What is needed:
Every line below should be duplicated exactly.

..........

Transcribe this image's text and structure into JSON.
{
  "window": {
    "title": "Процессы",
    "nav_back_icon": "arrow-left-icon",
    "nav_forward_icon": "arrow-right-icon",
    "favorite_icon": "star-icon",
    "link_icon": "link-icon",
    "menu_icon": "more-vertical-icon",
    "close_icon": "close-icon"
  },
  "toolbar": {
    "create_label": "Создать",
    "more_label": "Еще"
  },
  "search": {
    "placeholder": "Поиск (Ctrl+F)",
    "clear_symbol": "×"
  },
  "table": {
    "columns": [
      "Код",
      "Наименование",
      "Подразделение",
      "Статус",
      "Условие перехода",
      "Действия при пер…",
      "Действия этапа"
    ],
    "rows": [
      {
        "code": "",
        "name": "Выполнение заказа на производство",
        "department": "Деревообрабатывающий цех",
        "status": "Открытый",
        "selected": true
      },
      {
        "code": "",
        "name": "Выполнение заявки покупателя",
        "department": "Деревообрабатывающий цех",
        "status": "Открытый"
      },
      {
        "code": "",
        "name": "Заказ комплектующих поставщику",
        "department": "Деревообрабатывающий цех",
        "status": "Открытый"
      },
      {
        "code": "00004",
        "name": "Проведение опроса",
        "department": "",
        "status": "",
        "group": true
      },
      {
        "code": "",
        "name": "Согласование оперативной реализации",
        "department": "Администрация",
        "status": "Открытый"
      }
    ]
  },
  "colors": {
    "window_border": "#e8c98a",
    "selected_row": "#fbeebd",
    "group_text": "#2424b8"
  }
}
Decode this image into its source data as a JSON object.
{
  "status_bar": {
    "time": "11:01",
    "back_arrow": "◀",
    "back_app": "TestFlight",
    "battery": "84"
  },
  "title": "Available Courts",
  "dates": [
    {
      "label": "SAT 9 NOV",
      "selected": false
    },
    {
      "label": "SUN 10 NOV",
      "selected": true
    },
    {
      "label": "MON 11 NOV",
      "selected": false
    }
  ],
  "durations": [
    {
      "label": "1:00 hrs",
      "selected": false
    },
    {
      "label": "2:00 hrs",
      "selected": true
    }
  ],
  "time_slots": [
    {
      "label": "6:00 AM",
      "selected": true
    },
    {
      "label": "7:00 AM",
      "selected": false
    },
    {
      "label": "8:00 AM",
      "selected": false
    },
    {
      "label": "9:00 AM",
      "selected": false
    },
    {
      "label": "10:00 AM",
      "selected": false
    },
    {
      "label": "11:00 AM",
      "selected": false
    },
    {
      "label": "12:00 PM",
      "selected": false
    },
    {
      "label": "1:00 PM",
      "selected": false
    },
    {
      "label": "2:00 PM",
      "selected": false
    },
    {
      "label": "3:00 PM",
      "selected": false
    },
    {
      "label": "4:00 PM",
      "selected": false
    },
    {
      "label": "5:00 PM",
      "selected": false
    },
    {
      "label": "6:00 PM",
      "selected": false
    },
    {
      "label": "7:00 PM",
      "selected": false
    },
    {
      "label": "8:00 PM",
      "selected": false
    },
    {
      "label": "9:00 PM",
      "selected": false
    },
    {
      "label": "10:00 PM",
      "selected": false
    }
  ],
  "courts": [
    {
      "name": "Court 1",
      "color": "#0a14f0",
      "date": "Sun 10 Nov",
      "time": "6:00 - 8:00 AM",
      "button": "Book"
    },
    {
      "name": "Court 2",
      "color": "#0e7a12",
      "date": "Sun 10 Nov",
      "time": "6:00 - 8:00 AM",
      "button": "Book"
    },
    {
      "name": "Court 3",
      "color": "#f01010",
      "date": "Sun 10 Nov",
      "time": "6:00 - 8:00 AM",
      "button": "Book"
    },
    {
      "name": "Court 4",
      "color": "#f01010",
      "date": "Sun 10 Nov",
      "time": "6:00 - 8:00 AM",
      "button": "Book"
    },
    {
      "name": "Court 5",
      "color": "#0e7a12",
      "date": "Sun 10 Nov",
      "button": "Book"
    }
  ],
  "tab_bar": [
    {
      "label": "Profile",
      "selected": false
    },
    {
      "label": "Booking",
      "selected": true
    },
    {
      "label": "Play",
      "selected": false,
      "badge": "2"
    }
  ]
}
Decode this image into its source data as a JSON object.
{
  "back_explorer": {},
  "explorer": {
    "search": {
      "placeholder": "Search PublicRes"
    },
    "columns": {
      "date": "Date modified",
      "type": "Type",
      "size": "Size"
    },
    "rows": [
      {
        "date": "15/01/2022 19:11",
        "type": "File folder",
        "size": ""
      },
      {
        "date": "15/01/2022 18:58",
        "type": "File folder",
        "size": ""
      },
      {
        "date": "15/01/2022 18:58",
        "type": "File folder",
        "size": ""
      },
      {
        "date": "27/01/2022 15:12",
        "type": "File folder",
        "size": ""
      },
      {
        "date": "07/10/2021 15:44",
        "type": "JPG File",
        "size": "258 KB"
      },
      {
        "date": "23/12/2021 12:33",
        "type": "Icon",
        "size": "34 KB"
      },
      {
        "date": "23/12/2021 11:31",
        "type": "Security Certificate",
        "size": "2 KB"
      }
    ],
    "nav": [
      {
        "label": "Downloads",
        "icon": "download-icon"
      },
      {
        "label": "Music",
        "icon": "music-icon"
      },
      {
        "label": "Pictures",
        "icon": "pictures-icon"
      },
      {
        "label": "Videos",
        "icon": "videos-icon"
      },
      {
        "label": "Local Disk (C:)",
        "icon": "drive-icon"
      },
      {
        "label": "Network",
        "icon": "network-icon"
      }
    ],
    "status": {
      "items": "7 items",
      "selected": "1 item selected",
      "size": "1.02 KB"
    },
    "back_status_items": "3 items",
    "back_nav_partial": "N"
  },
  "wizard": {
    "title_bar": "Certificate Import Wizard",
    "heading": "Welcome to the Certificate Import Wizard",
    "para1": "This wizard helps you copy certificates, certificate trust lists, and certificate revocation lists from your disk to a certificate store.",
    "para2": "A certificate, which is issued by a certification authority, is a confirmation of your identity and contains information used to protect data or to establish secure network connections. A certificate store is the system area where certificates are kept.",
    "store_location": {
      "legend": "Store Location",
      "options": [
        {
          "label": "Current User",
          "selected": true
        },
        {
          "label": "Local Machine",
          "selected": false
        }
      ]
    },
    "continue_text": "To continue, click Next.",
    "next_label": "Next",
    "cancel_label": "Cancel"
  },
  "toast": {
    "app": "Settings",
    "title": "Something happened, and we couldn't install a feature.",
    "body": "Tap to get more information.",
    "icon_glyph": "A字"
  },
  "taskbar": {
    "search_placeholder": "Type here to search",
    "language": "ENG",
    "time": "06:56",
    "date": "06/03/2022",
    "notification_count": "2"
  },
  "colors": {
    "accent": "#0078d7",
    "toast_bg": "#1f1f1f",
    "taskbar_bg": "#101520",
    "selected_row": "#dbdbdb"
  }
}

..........

Result of this exercise:
Transcribe this image's text and structure into JSON.
{
  "window": {
    "title": "Процессы",
    "nav_back_icon": "arrow-left-icon",
    "nav_forward_icon": "arrow-right-icon",
    "favorite_icon": "star-icon",
    "link_icon": "link-icon",
    "menu_icon": "more-vertical-icon",
    "close_icon": "close-icon"
  },
  "toolbar": {
    "create_label": "Создать",
    "more_label": "Еще"
  },
  "search": {
    "placeholder": "Поиск (Ctrl+F)",
    "clear_symbol": "×"
  },
  "table": {
    "columns": [
      "Код",
      "Наименование",
      "Подразделение",
      "Статус",
      "Условие перехода",
      "Действия при пер…",
      "Действия этапа"
    ],
    "rows": [
      {
        "code": "",
        "name": "Выполнение заказа на производство",
        "department": "Деревообрабатывающий цех",
        "status": "Открытый",
        "selected": true
      },
      {
        "code": "",
        "name": "Выполнение заявки покупателя",
        "department": "Деревообрабатывающий цех",
        "status": "Открытый"
      },
      {
        "code": "",
        "name": "Заказ комплектующих поставщику",
        "department": "Деревообрабатывающий цех",
        "status": "Открытый"
      },
      {
        "code": "00004",
        "name": "Проведение опроса",
        "department": "",
        "status": "",
        "group": true
      },
      {
        "code": "",
        "name": "Согласование оперативной реализации",
        "department": "Администрация",
        "status": "Открытый"
      }
    ]
  },
  "colors": {
    "window_border": "#e8c98a",
    "selected_row": "#fbeebd",
    "group_text": "#2424b8"
  }
}
Decode this image into its source data as a JSON object.
{
  "status_bar": {
    "time": "11:01",
    "back_arrow": "◀",
    "back_app": "TestFlight",
    "battery": "84"
  },
  "title": "Available Courts",
  "dates": [
    {
      "label": "SAT 9 NOV",
      "selected": false
    },
    {
      "label": "SUN 10 NOV",
      "selected": true
    },
    {
      "label": "MON 11 NOV",
      "selected": false
    }
  ],
  "durations": [
    {
      "label": "1:00 hrs",
      "selected": false
    },
    {
      "label": "2:00 hrs",
      "selected": true
    }
  ],
  "time_slots": [
    {
      "label": "6:00 AM",
      "selected": true
    },
    {
      "label": "7:00 AM",
      "selected": false
    },
    {
      "label": "8:00 AM",
      "selected": false
    },
    {
      "label": "9:00 AM",
      "selected": false
    },
    {
      "label": "10:00 AM",
      "selected": false
    },
    {
      "label": "11:00 AM",
      "selected": false
    },
    {
      "label": "12:00 PM",
      "selected": false
    },
    {
      "label": "1:00 PM",
      "selected": false
    },
    {
      "label": "2:00 PM",
      "selected": false
    },
    {
      "label": "3:00 PM",
      "selected": false
    },
    {
      "label": "4:00 PM",
      "selected": false
    },
    {
      "label": "5:00 PM",
      "selected": false
    },
    {
      "label": "6:00 PM",
      "selected": false
    },
    {
      "label": "7:00 PM",
      "selected": false
    },
    {
      "label": "8:00 PM",
      "selected": false
    },
    {
      "label": "9:00 PM",
      "selected": false
    },
    {
      "label": "10:00 PM",
      "selected": false
    }
  ],
  "courts": [
    {
      "name": "Court 1",
      "color": "#0a14f0",
      "date": "Sun 10 Nov",
      "time": "6:00 - 8:00 AM",
      "button": "Book"
    },
    {
      "name": "Court 2",
      "color": "#0e7a12",
      "date": "Sun 10 Nov",
      "time": "6:00 - 8:00 AM",
      "button": "Book"
    },
    {
      "name": "Court 3",
      "color": "#f01010",
      "date": "Sun 10 Nov",
      "time": "6:00 - 8:00 AM",
      "button": "Book"
    },
    {
      "name": "Court 4",
      "color": "#f01010",
      "date": "Sun 10 Nov",
      "time": "6:00 - 8:00 AM",
      "button": "Book"
    },
    {
      "name": "Court 5",
      "color": "#0e7a12",
      "date": "Sun 10 Nov",
      "button": "Book"
    }
  ],
  "tab_bar": [
    {
      "label": "Profile",
      "selected": false
    },
    {
      "label": "Booking",
      "selected": true
    },
    {
      "label": "Play",
      "selected": false,
      "badge": "2"
    }
  ]
}
Decode this image into its source data as a JSON object.
{
  "back_explorer": {},
  "explorer": {
    "search": {
      "placeholder": "Search PublicRes"
    },
    "columns": {
      "date": "Date modified",
      "type": "Type",
      "size": "Size"
    },
    "rows": [
      {
        "date": "15/01/2022 19:11",
        "type": "File folder",
        "size": ""
      },
      {
        "date": "15/01/2022 18:58",
        "type": "File folder",
        "size": ""
      },
      {
        "date": "15/01/2022 18:58",
        "type": "File folder",
        "size": ""
      },
      {
        "date": "27/01/2022 15:12",
        "type": "File folder",
        "size": ""
      },
      {
        "date": "07/10/2021 15:44",
        "type": "JPG File",
        "size": "258 KB"
      },
      {
        "date": "23/12/2021 12:33",
        "type": "Icon",
        "size": "34 KB"
      },
      {
        "date": "23/12/2021 11:31",
        "type": "Security Certificate",
        "size": "2 KB"
      }
    ],
    "nav": [
      {
        "label": "Downloads",
        "icon": "download-icon"
      },
      {
        "label": "Music",
        "icon": "music-icon"
      },
      {
        "label": "Pictures",
        "icon": "pictures-icon"
      },
      {
        "label": "Videos",
        "icon": "videos-icon"
      },
      {
        "label": "Local Disk (C:)",
        "icon": "drive-icon"
      },
      {
        "label": "Network",
        "icon": "network-icon"
      }
    ],
    "status": {
      "items": "7 items",
      "selected": "1 item selected",
      "size": "1.02 KB"
    },
    "back_status_items": "3 items",
    "back_nav_partial": "N"
  },
  "wizard": {
    "title_bar": "Certificate Import Wizard",
    "heading": "Welcome to the Certificate Import Wizard",
    "para1": "This wizard helps you copy certificates, certificate trust lists, and certificate revocation lists from your disk to a certificate store.",
    "para2": "A certificate, which is issued by a certification authority, is a confirmation of your identity and contains information used to protect data or to establish secure network connections. A certificate store is the system area where certificates are kept.",
    "store_location": {
      "legend": "Store Location",
      "options": [
        {
          "label": "Current User",
          "selected": true
        },
        {
          "label": "Local Machine",
          "selected": false
        }
      ]
    },
    "continue_text": "To continue, click Next.",
    "next_label": "Next",
    "cancel_label": "Cancel"
  },
  "toast": {
    "app": "Settings",
    "title": "Something happened, and we couldn't install a feature.",
    "body": "Tap to get more information.",
    "icon_glyph": "A字"
  },
  "taskbar": {
    "search_placeholder": "Type here to search",
    "language": "ENG",
    "time": "06:56",
    "date": "06/03/2022",
    "notification_count": "2"
  },
  "colors": {
    "accent": "#0078d7",
    "toast_bg": "#1f1f1f",
    "taskbar_bg": "#101520",
    "selected_row": "#dbdbdb"
  }
}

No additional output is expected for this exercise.